OTTAWA — The Supreme Court of Canada will not hear a severely ill woman’s appeal of a British Columbia court ruling that found the federal government could reargue the findings of fact used by the top court to overturn a ban on assisted dying.
Julia Lamb and the B.C. Civil Liberties Association are spearheading a lawsuit that challenges the federal law on assisted dying, arguing it is more limited than the regime the Supreme Court envisioned in its landmark 2015 ruling.
The plaintiffs say the federal government’s submissions in response to the lawsuit aim to re-litigate facts that were already decided in the 2015 ruling, slowing down a trial that is of urgent importance to sick Canadians.
The B.C. Supreme Court and Court of Appeal have already ruled that the government should be given a second chance to argue the findings of fact, and the country’s top court declined to hear the plaintiffs’ appeal on Thursday.
It dismissed the application for leave to appeal and a motion to expedite the application without costs.

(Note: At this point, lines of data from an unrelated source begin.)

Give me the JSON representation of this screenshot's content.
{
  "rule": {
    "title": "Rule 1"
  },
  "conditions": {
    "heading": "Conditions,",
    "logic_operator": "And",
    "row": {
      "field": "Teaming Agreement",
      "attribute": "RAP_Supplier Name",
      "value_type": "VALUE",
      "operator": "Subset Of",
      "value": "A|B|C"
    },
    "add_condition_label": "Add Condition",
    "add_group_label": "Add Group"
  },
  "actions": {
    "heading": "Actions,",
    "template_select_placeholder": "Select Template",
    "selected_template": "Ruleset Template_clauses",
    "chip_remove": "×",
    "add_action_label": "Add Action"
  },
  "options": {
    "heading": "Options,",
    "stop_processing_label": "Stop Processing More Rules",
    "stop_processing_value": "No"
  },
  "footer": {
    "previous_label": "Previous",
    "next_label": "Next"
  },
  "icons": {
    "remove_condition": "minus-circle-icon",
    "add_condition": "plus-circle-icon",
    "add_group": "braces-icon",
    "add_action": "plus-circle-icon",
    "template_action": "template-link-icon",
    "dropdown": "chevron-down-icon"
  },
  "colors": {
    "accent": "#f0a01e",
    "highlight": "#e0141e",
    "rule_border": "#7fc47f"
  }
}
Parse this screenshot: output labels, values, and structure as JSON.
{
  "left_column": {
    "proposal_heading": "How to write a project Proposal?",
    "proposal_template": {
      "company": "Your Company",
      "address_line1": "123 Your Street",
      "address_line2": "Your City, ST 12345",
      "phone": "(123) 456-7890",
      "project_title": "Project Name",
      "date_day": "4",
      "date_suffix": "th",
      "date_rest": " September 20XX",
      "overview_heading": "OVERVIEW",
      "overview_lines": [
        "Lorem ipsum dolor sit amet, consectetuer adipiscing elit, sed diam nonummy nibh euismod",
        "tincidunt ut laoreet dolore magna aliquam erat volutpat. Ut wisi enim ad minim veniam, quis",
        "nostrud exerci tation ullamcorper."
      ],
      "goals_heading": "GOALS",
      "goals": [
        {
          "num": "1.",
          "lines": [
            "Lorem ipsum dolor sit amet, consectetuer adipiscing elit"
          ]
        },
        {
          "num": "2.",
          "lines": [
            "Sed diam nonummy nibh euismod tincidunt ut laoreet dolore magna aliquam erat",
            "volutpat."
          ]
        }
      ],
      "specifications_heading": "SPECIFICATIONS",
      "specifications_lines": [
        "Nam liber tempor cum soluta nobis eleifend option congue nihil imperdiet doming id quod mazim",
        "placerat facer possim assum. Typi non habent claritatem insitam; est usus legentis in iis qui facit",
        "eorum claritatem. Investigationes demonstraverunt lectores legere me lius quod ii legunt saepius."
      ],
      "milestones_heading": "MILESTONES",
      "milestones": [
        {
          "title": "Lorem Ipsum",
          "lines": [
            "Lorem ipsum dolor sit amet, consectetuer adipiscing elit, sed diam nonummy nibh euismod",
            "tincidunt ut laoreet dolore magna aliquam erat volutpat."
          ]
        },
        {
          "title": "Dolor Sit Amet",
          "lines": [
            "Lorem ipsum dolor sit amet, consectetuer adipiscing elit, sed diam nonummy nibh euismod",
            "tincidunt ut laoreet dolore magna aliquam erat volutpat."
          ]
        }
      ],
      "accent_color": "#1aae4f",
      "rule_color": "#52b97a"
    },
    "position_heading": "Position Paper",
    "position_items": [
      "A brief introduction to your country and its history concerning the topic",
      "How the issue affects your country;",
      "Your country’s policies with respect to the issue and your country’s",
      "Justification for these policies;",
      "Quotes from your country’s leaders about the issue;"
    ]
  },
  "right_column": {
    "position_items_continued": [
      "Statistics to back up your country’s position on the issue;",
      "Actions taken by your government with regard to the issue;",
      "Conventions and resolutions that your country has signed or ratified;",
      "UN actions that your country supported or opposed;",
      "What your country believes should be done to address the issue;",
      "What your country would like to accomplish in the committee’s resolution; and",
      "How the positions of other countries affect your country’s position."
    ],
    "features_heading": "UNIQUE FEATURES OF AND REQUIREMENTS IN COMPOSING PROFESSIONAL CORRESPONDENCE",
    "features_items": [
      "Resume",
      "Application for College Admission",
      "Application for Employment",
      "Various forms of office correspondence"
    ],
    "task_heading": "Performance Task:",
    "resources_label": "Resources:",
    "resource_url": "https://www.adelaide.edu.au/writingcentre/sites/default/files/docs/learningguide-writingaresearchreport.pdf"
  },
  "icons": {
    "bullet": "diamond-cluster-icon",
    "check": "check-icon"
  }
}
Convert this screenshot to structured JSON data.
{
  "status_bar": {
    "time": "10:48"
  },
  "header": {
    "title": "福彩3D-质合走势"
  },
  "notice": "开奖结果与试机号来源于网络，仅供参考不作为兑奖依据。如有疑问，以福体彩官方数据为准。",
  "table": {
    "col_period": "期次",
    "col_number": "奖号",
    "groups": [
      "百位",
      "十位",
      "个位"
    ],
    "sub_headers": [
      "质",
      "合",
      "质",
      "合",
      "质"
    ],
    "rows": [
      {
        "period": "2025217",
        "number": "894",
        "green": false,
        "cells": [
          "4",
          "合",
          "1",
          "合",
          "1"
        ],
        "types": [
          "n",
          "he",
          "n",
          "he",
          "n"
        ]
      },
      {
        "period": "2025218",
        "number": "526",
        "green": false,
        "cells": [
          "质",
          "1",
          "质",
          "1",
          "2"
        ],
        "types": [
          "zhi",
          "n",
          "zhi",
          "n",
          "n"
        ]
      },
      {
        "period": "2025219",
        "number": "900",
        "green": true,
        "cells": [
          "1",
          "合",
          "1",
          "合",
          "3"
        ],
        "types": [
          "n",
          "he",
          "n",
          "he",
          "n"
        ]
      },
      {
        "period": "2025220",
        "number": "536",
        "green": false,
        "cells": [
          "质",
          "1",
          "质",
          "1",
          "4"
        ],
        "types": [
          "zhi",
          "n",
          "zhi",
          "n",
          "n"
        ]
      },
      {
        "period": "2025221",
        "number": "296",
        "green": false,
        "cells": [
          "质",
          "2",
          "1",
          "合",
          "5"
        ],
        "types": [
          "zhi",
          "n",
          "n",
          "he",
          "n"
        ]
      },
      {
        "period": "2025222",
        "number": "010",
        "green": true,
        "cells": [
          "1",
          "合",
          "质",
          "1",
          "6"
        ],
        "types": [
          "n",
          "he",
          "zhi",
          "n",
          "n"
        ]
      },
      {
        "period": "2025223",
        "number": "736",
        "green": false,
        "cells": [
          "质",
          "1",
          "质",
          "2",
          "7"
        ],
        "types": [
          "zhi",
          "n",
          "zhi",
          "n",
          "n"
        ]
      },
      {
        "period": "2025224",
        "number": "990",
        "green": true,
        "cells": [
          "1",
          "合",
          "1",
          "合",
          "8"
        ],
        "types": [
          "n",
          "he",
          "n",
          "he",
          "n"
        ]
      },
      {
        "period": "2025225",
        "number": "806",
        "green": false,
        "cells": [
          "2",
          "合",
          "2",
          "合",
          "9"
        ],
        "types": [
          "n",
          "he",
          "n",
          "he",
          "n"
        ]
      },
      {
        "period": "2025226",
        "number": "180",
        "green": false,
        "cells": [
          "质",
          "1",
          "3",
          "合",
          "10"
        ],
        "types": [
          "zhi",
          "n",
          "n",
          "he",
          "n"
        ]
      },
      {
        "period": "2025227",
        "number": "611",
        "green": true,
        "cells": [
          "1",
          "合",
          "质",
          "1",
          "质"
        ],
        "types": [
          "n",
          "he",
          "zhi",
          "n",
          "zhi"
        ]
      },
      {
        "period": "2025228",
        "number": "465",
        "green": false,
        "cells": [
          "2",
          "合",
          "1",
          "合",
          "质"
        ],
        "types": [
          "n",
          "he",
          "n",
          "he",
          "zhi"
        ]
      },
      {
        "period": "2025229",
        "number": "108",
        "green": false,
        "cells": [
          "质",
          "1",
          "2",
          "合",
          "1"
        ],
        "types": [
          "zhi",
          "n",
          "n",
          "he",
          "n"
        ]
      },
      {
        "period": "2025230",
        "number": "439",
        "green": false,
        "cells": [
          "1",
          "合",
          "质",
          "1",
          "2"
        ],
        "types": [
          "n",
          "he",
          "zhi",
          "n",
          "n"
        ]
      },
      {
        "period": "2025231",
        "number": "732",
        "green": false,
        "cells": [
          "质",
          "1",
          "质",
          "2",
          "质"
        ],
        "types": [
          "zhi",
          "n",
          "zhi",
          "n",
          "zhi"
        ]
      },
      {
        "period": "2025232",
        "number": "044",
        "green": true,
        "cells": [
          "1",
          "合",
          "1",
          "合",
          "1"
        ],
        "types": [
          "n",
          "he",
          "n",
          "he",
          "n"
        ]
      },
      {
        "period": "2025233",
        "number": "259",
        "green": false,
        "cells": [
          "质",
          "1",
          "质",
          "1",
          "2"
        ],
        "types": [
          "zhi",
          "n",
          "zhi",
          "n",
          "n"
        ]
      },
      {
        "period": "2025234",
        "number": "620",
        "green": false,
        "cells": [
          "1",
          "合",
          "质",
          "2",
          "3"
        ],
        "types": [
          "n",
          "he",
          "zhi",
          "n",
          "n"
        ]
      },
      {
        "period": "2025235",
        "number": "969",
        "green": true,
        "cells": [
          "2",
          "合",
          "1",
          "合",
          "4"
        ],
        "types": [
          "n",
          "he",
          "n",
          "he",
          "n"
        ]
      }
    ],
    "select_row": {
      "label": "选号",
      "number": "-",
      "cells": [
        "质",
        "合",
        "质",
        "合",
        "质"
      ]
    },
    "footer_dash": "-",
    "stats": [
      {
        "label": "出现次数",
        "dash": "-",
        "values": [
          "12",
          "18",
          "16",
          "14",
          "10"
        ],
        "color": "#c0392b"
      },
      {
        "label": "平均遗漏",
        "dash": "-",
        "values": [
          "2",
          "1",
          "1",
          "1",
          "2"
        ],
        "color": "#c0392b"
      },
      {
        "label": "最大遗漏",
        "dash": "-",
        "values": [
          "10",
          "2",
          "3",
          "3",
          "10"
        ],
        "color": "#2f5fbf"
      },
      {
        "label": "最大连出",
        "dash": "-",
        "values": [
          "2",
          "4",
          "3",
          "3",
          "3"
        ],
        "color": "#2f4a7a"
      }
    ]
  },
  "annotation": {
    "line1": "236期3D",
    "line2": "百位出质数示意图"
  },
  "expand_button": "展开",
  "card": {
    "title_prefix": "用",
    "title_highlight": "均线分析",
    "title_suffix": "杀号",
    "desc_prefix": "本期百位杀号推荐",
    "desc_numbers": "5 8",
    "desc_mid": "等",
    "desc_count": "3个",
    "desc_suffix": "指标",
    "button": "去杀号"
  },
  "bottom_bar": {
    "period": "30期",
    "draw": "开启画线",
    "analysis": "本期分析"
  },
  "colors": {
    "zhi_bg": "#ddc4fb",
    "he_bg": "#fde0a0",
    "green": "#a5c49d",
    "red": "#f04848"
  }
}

The federal government has asserted that new arguments are required because the latest case involves different plaintiffs, a different legal regime and a different set of issues compared with 2015.